What Worked in the Past
Policies that were around from 1947-77 (Keynes' economics) worked for the general prosperity of all.
- Higher education was a priority, and universities expanded.
- Labour unions were strong, and more than a third belonged to a union.
- The middle class bought more, so companies could hire more, providing a stronger tax base for governments to invest more in people.
Today tuition is rising as the government is taking money out of education. Infrastructure is crumbling and becoming dangerous. There isn't a tax base to use to fix the problems because we've lowered taxes on the very wealthy, shipped jobs overseas, and flattened middle class wages so they no longer keep up with inflation. If the wealthy don't pay their fair share, and the middle class doesn't have enough to pay tax on, then there's less revenue for social services like public education and health care. Then tuitions go up, and the population becomes less educated, and, globally, less competitive. In the 1960s, tuition at Berkeley was free. In the 1970s, it was $700 in today's dollars. Now it's $15,000/year.
In the 1980s, we coped with declining incomes for a time by introducing double wage families with more women in the workforce. Families worked longer hours, taking on second and third jobs. And we borrowed money with fewer restrictions on loans - that, to some, seemed like a good idea at the time, but later blew up. Now the coping mechanisms the middle class used are exhausted.
The Effect on Democracy
Inequality is a problem for democracy too. When so many resources accumulate at the top, there comes the capacity to control politics through wealthy lobby groups who give the maximum amount allowed to election campaigns. All politics have shifted to the right, so that Reich maintained the same views, but shifted from a Republican to a Democrat over a few decades. (And some of us NDP supporters are left without a truly leftist party to back.) High inequality brings with it a high degree of political polarization with politicians disagreeing for the sake of disagreeing instead of working together for the good of the country (like Howarth rejecting a very left-leaning budget). For $300 million, you can buy a president. We can't have government on an auction block.
There's a polarization of citizens too. Losers of a rigged game can get very angry. These trends of society pulling apart are very dangerous. Reich sees fights on the Berkeley campus.

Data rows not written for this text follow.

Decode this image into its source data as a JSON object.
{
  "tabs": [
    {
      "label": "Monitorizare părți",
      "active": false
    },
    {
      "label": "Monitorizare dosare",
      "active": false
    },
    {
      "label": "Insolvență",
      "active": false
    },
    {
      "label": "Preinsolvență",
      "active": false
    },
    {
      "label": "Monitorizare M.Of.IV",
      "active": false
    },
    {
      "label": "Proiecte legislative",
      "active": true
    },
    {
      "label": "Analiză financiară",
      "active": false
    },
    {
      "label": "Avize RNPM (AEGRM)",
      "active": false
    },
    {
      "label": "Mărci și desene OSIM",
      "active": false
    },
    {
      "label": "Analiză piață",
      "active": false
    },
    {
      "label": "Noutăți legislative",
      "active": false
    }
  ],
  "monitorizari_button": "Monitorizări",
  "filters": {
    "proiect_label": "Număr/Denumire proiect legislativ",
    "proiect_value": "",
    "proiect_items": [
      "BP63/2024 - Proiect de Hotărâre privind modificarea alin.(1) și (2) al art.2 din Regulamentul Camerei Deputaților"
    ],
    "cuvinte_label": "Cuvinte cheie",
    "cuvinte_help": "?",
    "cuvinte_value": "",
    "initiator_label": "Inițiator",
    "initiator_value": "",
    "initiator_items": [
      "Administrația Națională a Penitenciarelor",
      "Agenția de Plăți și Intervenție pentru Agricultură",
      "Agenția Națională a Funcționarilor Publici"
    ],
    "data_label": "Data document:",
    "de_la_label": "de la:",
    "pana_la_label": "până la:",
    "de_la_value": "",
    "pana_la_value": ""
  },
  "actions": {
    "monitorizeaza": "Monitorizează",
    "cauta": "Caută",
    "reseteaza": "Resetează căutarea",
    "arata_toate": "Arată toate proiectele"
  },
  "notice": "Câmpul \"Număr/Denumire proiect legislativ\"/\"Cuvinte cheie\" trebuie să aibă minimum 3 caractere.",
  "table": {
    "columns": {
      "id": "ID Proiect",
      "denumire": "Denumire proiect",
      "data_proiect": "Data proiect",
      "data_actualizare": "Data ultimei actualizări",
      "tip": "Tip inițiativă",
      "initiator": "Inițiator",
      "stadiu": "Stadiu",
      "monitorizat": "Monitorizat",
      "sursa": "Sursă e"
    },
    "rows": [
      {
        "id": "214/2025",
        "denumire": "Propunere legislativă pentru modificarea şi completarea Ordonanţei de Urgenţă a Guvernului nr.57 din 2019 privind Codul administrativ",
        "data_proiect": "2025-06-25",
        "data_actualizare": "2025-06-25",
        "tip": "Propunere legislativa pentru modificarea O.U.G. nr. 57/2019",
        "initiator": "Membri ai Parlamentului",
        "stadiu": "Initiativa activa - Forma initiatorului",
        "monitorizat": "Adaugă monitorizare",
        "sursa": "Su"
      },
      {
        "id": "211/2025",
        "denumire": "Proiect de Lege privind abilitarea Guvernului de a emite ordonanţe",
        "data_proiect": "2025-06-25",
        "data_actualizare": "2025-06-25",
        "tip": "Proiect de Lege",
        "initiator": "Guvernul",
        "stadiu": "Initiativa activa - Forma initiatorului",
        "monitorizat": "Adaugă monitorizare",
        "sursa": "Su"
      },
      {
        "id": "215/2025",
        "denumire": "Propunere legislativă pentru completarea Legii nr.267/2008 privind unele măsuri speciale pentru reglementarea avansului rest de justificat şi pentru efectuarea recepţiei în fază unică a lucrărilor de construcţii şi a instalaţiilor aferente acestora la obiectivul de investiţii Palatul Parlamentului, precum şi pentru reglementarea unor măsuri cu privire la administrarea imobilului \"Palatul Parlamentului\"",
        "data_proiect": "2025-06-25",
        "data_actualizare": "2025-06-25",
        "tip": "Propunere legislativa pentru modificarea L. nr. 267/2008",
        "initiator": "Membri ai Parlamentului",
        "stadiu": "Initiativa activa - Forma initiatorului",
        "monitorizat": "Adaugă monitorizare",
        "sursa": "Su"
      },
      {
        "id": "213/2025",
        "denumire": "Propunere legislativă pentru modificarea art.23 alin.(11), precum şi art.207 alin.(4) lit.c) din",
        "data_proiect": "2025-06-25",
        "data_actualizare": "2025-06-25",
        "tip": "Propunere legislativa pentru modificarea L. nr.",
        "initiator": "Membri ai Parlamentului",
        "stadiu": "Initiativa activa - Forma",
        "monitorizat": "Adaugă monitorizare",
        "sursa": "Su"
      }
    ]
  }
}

The economy does better when everyone does better, and history is on the side of positive social change. There's no "single magic bullet," be we need to mobilize, organize, and energize other people, from what I gleaned from the film, to...
- shop locally - avoid automated check-out line, on-line shopping, or anything that reduces jobs
- decrease technological use in manufacturing to increase jobs for the working class at home which will increase wages, increase shopping, and increase our tax base
- put tax money into infrastructure to decrease risk of collapse and create jobs
- support union creation and maintenance
- convince the government to invest in education, skills, and infrastructure
- regulate corporations to prevent companies from being allowed to deduct executive pay
- raise the tax rate for the very wealthy to increase the tax base which will allow for more money in education and health care
But then... There's always art: